(Web page and app entries)
***
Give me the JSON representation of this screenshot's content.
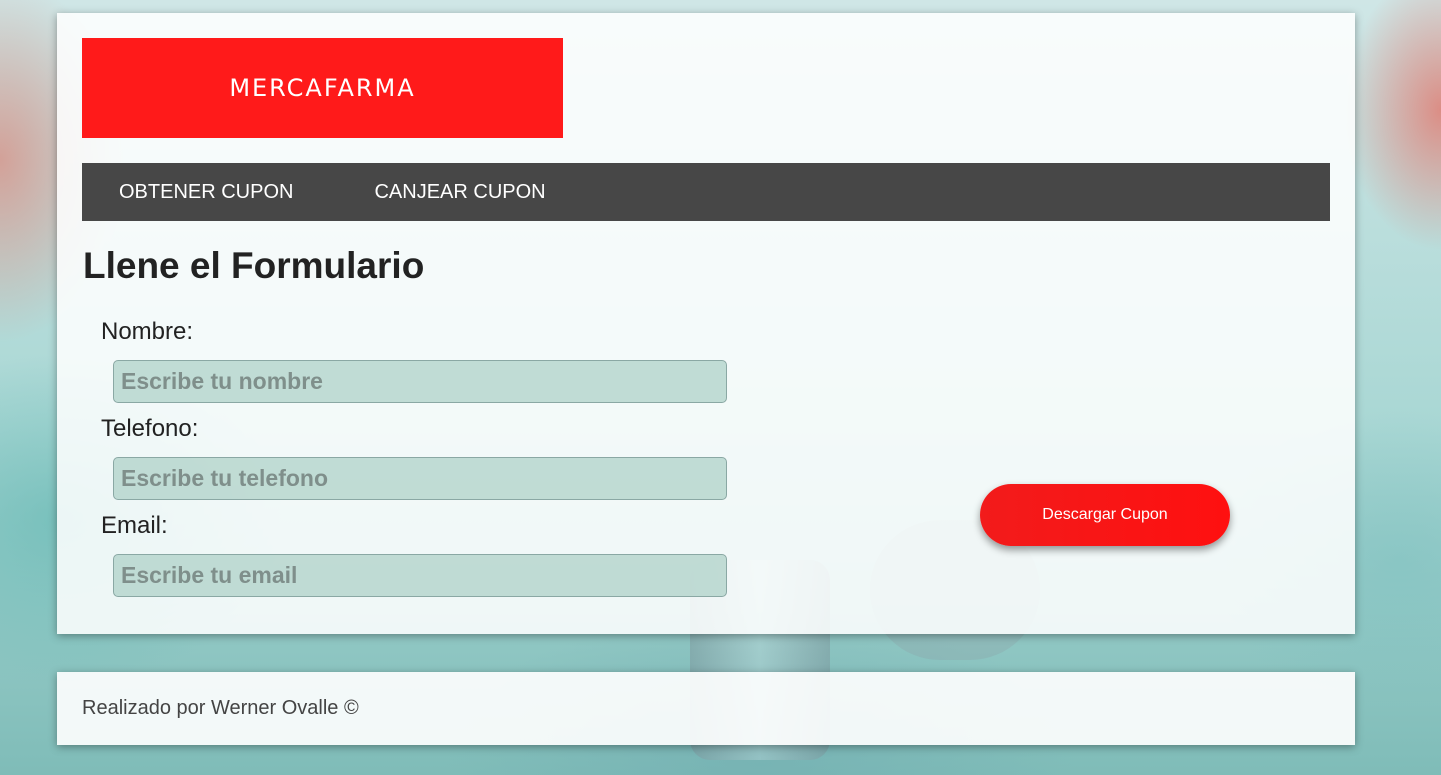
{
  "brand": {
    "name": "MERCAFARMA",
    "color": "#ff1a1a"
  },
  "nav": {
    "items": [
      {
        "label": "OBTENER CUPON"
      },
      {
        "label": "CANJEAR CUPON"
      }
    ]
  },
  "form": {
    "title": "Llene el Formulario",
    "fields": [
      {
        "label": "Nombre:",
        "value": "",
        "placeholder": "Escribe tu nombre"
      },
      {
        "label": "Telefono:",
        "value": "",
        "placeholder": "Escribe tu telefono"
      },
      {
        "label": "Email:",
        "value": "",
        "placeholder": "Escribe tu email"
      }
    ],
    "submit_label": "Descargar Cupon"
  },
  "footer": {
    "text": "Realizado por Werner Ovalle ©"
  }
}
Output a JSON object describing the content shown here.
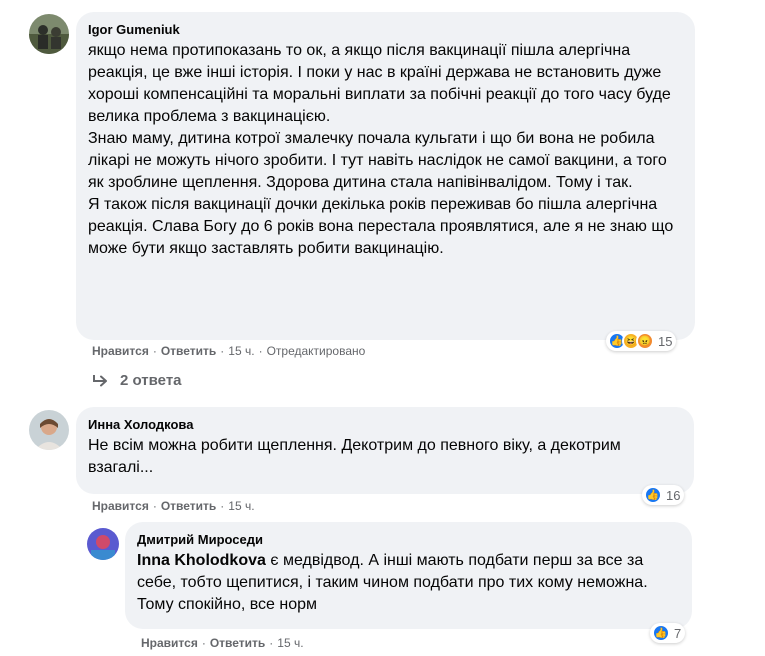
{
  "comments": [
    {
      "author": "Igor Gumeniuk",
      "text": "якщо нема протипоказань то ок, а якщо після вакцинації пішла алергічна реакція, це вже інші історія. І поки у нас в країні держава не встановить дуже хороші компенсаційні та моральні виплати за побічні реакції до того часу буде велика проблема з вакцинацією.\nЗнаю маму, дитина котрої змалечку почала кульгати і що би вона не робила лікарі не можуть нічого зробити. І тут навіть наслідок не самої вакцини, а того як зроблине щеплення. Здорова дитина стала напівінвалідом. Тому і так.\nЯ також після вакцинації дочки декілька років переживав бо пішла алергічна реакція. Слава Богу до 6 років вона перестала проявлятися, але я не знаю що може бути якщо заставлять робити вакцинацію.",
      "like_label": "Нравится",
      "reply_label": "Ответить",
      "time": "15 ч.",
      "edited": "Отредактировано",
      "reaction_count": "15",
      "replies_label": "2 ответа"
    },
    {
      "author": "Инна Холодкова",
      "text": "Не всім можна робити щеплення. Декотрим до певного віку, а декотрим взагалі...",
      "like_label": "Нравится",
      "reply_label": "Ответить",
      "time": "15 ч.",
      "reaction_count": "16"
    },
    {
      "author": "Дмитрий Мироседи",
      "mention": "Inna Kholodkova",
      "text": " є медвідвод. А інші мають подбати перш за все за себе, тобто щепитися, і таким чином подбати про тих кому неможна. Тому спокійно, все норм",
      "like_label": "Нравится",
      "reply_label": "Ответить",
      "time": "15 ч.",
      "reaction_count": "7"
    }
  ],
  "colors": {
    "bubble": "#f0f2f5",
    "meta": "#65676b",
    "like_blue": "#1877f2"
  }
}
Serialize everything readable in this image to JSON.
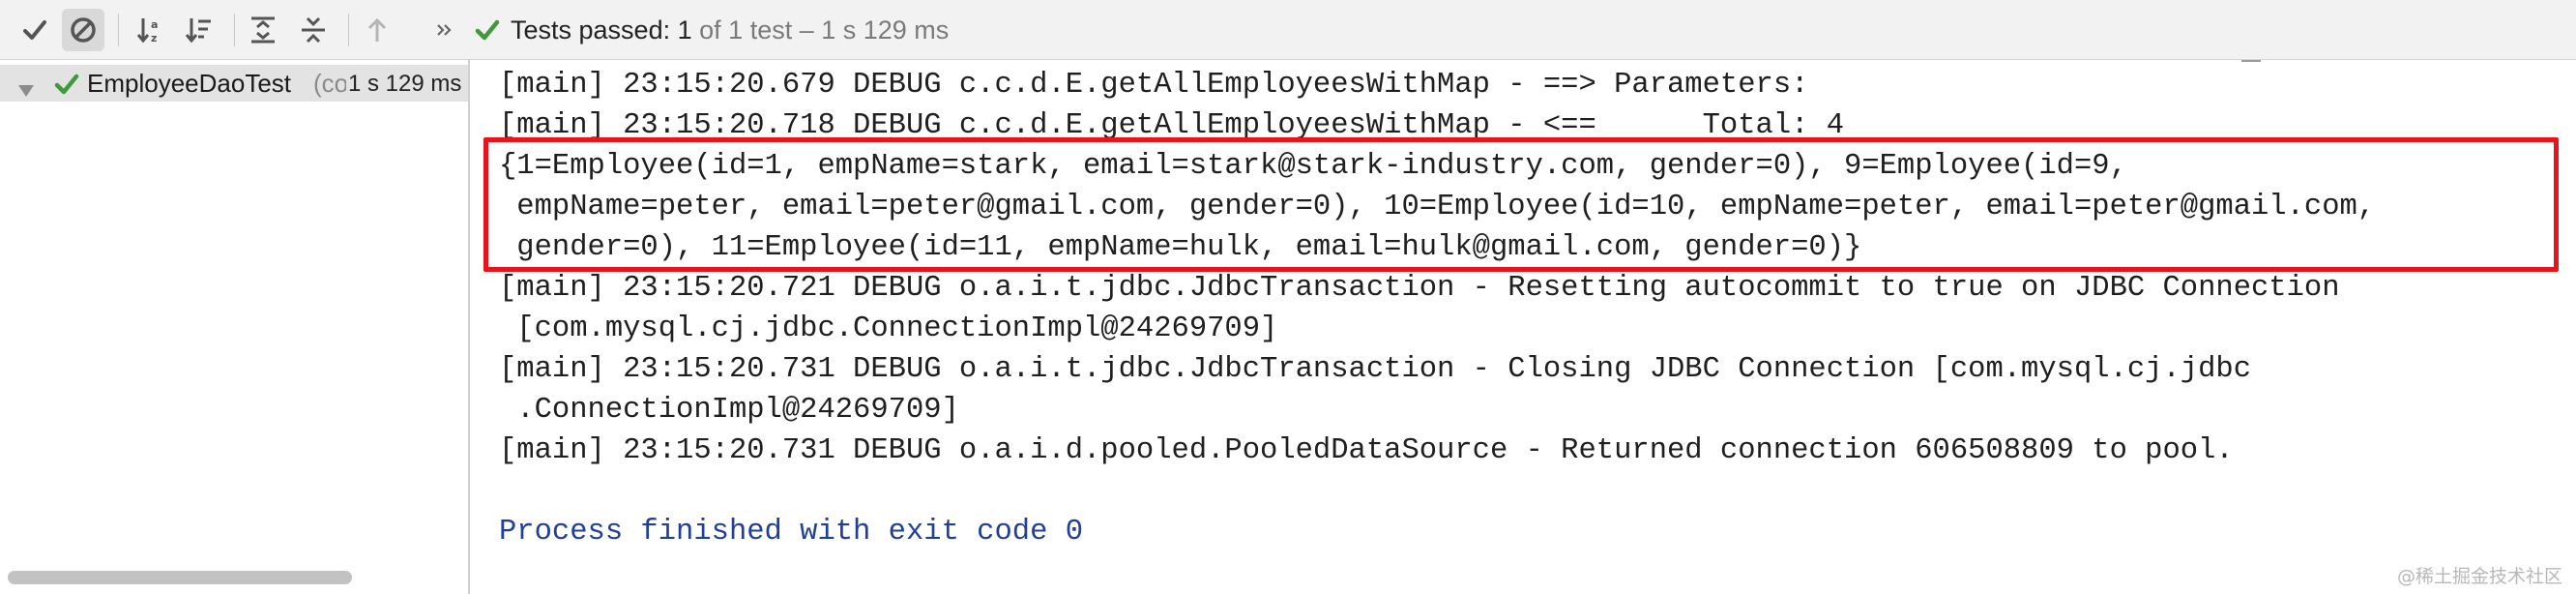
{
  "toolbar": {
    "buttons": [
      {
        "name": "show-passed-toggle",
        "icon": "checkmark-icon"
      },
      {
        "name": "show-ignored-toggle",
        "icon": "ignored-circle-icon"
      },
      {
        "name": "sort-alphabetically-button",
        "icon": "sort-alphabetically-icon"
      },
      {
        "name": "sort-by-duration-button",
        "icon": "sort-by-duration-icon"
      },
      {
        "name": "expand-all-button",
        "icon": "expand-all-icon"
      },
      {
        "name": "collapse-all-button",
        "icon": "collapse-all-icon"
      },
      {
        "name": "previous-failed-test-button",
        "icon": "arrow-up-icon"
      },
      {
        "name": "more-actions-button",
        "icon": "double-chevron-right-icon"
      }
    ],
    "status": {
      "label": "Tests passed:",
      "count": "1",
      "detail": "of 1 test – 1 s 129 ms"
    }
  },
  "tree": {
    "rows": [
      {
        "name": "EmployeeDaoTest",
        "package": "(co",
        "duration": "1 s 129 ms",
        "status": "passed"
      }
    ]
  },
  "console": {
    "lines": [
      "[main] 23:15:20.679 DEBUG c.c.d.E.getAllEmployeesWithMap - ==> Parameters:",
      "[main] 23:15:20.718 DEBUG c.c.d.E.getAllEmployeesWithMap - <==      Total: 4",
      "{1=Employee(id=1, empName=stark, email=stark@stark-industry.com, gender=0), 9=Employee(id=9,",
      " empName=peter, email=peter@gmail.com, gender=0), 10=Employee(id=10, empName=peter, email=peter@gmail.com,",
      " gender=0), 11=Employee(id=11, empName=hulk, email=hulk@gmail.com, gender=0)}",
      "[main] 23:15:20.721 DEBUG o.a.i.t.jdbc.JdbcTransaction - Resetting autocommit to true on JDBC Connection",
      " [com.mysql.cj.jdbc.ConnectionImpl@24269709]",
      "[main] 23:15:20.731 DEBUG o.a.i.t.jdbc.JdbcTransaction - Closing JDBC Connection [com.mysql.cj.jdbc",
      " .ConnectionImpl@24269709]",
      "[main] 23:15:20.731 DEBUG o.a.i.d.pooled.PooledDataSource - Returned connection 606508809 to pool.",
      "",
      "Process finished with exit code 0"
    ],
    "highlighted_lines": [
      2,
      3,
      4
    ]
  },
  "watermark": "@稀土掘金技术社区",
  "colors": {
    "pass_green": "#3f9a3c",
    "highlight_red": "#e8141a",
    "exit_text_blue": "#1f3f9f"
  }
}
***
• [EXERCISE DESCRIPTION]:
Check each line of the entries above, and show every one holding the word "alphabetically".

• [ANSWER FOR THIS EXERCISE]:
        "name": "sort-alphabetically-button",
        "icon": "sort-alphabetically-icon"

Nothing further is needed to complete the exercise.